B.C. woman killed in Alaskan floatplane crash remembered as 'nicest person ever'
Friends are remembering the Canadian killed in Monday's floatplane collision in Alaska as an accomplished taekwondo martial artist looking forward to the next stage of her life.
Elsa Wilk, 37, who was from Richmond, B.C., but lived in Port Coquitlam, B.C., was named as one of six people killed after two sightseeing planes collided above open water in Alaska.
Her husband, Ryan Wilk, 39, of Utah, also died.
The Wilks had been passengers on the cruise ship Royal Princess, which was on a seven-day trip from Vancouver to Anchorage operated by Princess Cruises.
Frank Lerch, who has known Elsa for six years through practising taekwondo, said she and Ryan were married last year and were planning a move to Salt Lake City soon.
"She quit her job, saying she wanted to live ... and enjoy her life before she makes the big move," Lerch said. "That's [when this] happened. We're totally shocked."
Lerch said Elsa, who had worked as a marketing director for various tech companies in Vancouver, was a black belt in taekwondo who had participated in many competitions.
"I saw her flexibility [when] she made a split in the air ... [it made me] work hard on myself to be better," he said.
Lerch said Elsa was a fierce competitor but was always laughing and always had a kind word.
"When you can kick someone in the face and still call her a friend..." he said. "She was the nicest person ever."
The U.S. National Transportation Safety Board are investigating the crash, which also injured 10 people.
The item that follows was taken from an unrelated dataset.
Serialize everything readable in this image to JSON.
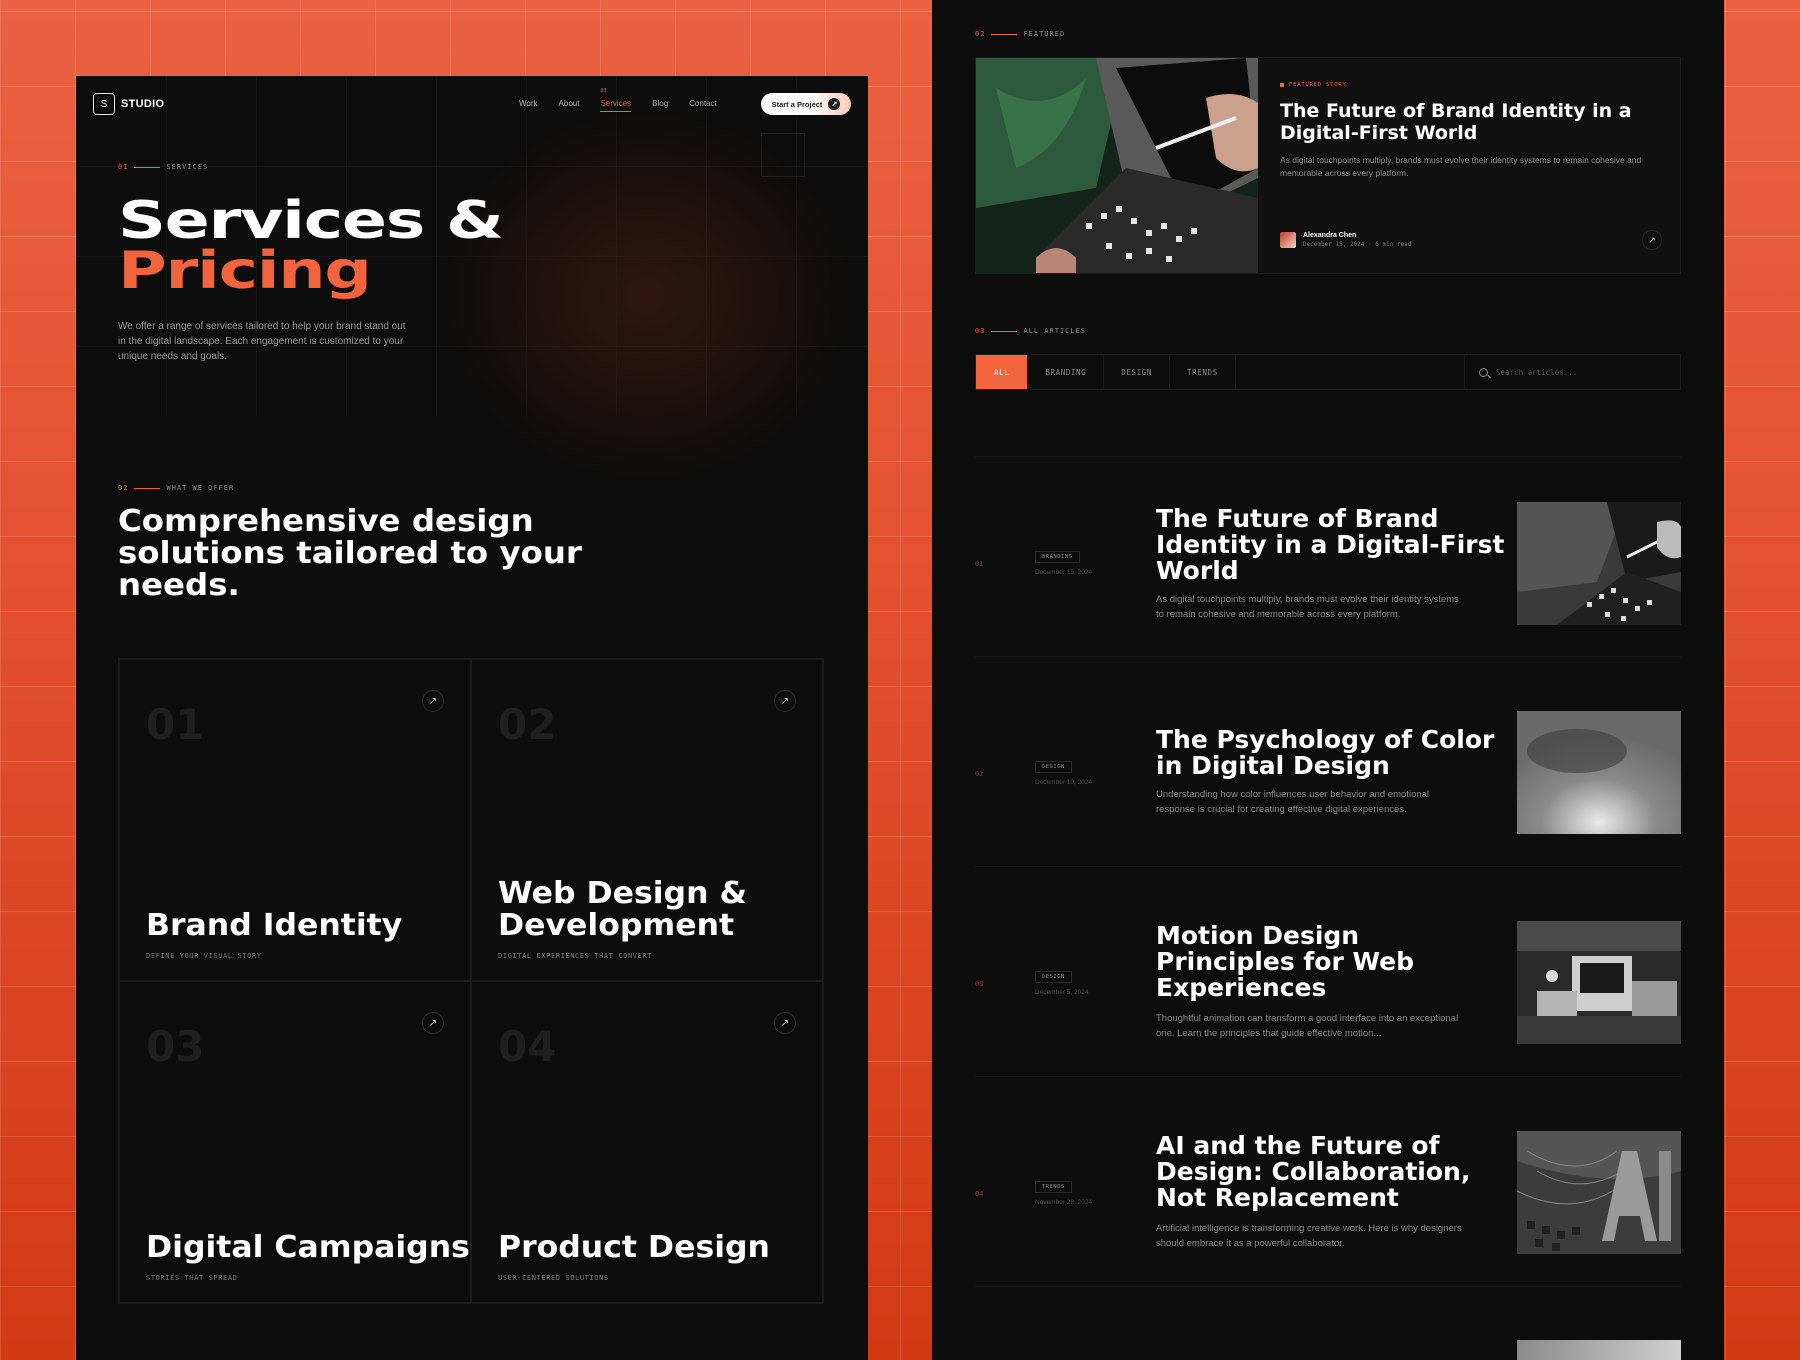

Investigators have requested flight tracking data and want to talk to the surviving pilot, passengers, plus the floatplane owners and other witnesses.